As more and more people got up I felt as though I really ought to make a move to get up soon, but I felt so lethargic and so cold; I really wasn’t cut out for early mornings. I then noticed the Irish lad, Richard in the top bunk across the room, sitting up mumbling under his breath. We looked at each other and said our good mornings.
‘I really need to get up at some point,’ I said, still wrapped in my covers, my teeth chattering.
‘I tell you one thing we need’, said Richard in his strong Irish accent, not moving from his sitting up position; ‘a fecking heater!’

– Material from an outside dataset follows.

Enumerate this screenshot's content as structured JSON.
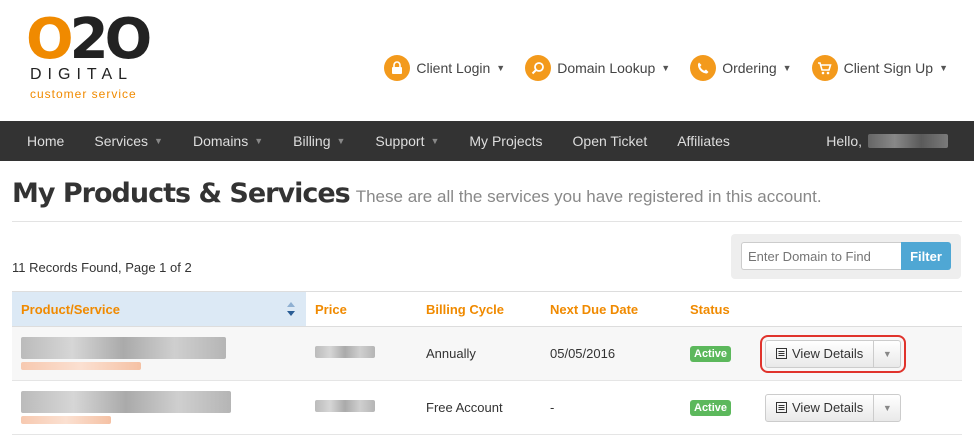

I think I may have been the last of the twenty into the shower that morning. As I made my way there, Richard was coming back the other way, his hair soaking wet and looking white in the face; he was visibly shaking and tight from the cold.
‘Nice shower?’ I enquired.
‘Jesus…you wouldn’t get this for fecking murder,’ he said, ‘I’ve never been so fecking cold in all me life,’ before his walk quickened back to the room.
I then endured less than five minutes of freezing cold water that supposedly went under the guise of a shower.